Consignia said it was considering scrapping or delaying major investment projects as part of the plan to cut its cost base.

In an internal briefing to managers, the organisation said it was facing a financial crisis.

"We are an £8 billion business which is moving into loss. Our costs are running ahead of income and unless we take drastic action, we will fail as a business, not just this year but in following years.

"That's why the executive board has decided that we must take steps to cut out costs over the next 18 months to create a much leaner business.

"The levels of inefficiency in the business, despite our best efforts to control them, are crippling us.

"We are now living beyond our means and we need to get a grip of this now."

Consignia stressed that no decisions have been taken on redundancies because the organisation wants to achieve the cuts with the cooperation of unions.

But the Communication Workers Union reacted with anger to the announcement and warned it could take industrial action if there are compulsory job losses.

Deputy general secretary John Keggie accused Consignia of taking "panic measures" and unfairly blaming efficiency levels.

"The Department of Trade and Industry must ask just how a business that was profitable for 20 years before commercial freedom was granted is now in such a financial mess

"This madcap plan to slice off the industry is ill–conceived and destructive. We are demanding immediate talks with Consignia over these plans, which are completely unacceptable."

Consignia said a number of areas were being examined for savings including postal deliveries, the parcels business, outsourcing and ceasing or delaying major projects.

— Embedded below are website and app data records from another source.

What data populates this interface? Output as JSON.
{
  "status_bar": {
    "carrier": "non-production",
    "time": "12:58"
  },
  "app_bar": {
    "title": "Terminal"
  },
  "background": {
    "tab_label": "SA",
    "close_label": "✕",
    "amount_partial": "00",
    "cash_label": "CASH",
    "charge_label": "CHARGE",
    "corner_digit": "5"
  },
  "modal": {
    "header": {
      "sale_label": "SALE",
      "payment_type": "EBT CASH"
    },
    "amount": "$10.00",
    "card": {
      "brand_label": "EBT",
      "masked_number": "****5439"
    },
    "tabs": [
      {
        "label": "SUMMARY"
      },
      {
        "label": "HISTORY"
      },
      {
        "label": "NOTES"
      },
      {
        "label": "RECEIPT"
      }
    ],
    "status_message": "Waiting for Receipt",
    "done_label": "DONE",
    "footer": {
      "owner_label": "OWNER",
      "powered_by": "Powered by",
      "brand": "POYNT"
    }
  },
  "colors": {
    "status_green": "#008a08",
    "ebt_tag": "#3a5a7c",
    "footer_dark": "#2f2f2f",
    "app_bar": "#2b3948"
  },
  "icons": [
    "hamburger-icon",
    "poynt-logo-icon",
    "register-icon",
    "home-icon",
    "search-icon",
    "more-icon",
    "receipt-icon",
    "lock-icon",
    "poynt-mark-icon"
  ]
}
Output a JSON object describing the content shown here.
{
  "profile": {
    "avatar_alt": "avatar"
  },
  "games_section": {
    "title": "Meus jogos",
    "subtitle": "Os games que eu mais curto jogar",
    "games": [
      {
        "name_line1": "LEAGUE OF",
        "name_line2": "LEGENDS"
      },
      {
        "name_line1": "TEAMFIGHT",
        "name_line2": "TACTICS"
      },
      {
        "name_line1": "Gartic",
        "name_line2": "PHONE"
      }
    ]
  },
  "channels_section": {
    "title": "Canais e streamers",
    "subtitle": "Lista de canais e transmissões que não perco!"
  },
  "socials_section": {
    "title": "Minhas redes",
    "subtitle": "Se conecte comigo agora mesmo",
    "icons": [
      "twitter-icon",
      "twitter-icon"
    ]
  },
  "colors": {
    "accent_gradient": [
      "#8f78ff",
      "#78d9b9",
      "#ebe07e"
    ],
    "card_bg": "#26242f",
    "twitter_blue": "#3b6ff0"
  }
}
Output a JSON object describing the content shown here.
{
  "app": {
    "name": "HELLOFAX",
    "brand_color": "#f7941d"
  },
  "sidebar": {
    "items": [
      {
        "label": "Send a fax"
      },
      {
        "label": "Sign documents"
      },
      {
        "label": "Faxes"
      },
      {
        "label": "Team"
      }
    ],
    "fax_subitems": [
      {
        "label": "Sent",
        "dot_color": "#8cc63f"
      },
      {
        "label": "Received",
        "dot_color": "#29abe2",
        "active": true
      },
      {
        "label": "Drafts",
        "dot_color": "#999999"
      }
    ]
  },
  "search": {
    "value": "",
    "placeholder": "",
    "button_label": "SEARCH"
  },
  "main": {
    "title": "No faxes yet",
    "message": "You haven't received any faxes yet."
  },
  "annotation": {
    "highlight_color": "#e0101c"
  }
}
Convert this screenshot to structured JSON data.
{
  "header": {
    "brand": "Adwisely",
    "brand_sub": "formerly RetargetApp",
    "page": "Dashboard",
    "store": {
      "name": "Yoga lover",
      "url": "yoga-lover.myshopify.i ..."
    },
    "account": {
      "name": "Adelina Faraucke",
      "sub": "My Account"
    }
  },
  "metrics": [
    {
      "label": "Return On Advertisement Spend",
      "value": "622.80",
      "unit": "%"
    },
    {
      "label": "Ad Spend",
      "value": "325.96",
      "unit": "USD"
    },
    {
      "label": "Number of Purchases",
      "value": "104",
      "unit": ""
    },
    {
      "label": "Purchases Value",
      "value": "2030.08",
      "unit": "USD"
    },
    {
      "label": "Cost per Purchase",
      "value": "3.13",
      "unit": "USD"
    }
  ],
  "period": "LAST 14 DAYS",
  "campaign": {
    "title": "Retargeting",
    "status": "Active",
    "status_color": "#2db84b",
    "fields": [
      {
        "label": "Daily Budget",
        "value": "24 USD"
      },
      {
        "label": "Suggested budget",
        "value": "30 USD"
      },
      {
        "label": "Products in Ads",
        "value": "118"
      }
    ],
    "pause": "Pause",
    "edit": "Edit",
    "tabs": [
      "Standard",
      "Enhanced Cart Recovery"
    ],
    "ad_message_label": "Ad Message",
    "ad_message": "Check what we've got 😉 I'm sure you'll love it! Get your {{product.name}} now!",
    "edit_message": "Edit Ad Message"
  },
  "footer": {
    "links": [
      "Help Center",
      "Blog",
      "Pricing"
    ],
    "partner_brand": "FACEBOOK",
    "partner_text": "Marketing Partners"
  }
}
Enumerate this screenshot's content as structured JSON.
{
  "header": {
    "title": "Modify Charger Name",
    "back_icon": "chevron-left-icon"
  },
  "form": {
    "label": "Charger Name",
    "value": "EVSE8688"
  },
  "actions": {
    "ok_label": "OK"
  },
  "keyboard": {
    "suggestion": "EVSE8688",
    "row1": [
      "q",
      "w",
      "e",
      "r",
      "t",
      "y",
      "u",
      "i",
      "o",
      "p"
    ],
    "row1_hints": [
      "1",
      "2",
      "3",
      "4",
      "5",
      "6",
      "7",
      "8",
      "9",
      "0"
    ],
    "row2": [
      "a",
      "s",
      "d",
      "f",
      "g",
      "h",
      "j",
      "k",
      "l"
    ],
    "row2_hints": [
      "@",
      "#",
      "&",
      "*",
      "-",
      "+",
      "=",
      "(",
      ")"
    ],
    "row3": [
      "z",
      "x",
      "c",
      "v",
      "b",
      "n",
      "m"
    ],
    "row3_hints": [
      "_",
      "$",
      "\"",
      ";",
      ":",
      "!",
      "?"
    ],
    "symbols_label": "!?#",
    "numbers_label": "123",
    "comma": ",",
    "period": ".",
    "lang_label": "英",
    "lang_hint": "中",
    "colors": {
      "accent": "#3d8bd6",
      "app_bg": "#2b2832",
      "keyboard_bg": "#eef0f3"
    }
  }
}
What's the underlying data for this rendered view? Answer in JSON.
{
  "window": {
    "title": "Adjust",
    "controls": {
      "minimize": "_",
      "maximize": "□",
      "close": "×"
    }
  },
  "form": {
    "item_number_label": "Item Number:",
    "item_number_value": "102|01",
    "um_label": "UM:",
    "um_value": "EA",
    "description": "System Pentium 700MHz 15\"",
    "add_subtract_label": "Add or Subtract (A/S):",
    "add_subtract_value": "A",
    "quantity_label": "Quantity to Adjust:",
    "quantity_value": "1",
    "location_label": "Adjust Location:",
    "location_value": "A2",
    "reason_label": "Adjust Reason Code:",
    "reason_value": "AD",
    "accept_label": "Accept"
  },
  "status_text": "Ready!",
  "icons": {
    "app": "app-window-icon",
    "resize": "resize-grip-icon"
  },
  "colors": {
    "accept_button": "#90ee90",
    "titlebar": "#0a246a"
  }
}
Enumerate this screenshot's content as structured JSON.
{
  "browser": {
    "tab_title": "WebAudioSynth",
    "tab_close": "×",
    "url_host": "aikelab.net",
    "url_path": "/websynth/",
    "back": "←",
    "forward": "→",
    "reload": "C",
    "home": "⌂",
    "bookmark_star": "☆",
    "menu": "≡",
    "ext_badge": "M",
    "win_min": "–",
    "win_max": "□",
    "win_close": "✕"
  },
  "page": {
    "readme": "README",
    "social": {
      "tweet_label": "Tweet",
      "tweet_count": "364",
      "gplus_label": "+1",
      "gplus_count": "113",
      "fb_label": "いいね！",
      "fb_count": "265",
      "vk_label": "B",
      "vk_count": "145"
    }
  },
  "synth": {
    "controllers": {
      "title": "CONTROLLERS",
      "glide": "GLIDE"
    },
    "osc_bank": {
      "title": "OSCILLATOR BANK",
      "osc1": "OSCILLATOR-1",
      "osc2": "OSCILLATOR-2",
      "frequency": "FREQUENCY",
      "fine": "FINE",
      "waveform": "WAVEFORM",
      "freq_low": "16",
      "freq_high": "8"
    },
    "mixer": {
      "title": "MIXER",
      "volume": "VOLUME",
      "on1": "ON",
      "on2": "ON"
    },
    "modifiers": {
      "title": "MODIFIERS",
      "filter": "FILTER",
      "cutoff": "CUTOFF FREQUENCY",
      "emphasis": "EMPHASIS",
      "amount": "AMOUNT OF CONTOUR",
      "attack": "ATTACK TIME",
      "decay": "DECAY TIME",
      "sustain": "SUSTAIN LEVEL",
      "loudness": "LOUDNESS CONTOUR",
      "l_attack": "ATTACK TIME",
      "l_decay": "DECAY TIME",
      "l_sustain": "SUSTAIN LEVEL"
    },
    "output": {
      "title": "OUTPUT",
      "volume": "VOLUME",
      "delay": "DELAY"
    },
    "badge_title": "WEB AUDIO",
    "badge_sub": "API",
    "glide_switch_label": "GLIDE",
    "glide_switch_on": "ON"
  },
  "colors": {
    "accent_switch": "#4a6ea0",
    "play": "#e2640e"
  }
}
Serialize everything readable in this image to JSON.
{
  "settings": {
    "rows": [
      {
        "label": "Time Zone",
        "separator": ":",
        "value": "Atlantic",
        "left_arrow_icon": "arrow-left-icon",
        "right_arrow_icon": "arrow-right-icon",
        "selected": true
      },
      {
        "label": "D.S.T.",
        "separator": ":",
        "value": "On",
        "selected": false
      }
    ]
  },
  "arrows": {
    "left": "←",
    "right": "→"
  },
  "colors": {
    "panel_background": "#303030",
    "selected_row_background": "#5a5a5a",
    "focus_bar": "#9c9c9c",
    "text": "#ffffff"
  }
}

The savings will be used for investment, said a Consignia spokesman, adding: "We want to invest in our products and the way in which we deliver them. We want to invest in our people and we want to ensure our profitability is at a level our shareholder – the Government – has every right to expect."

Consignia said warning signs were clear from its last set of annual results showing an operating loss before exceptional items of £3 million.

Postal watchdog group Postwatch said it did not accept that increased competition had caused the "collapse in profits".

Chairman Peter Carr said: "Competition has hardly started to establish itself. Consignia's management should take a hard look at its past investment decisions – here and abroad – before offering excuses."

A spokeswoman for the Department of Trade and Industry said: "The Postal Services Act clearly sets out the requirement for daily deliveries to every household in the UK and daily collections from post boxes and registered post services.

"The Act also requires that these services should be provided at affordable prices which are uniform throughout the UK.

"Consignia's licence to operate requires the company to maintain a universal service at a uniform price."